Copy down the listing below exactly, please, including every line.

======

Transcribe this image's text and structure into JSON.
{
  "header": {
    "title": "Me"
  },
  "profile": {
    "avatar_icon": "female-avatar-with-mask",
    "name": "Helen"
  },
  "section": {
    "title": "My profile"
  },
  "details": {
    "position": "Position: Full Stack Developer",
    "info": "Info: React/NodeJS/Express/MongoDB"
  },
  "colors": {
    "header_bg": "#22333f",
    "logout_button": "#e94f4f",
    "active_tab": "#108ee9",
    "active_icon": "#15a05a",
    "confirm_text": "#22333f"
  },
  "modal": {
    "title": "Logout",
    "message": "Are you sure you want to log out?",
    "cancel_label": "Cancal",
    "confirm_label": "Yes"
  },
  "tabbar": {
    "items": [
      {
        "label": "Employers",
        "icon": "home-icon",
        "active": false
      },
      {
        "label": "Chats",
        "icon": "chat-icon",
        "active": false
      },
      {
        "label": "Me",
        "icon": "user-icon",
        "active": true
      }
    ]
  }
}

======

SOLUTION FOR THIS TASK:
Transcribe this image's text and structure into JSON.
{
  "header": {
    "title": "Me"
  },
  "profile": {
    "avatar_icon": "female-avatar-with-mask",
    "name": "Helen"
  },
  "section": {
    "title": "My profile"
  },
  "details": {
    "position": "Position: Full Stack Developer",
    "info": "Info: React/NodeJS/Express/MongoDB"
  },
  "colors": {
    "header_bg": "#22333f",
    "logout_button": "#e94f4f",
    "active_tab": "#108ee9",
    "active_icon": "#15a05a",
    "confirm_text": "#22333f"
  },
  "modal": {
    "title": "Logout",
    "message": "Are you sure you want to log out?",
    "cancel_label": "Cancal",
    "confirm_label": "Yes"
  },
  "tabbar": {
    "items": [
      {
        "label": "Employers",
        "icon": "home-icon",
        "active": false
      },
      {
        "label": "Chats",
        "icon": "chat-icon",
        "active": false
      },
      {
        "label": "Me",
        "icon": "user-icon",
        "active": true
      }
    ]
  }
}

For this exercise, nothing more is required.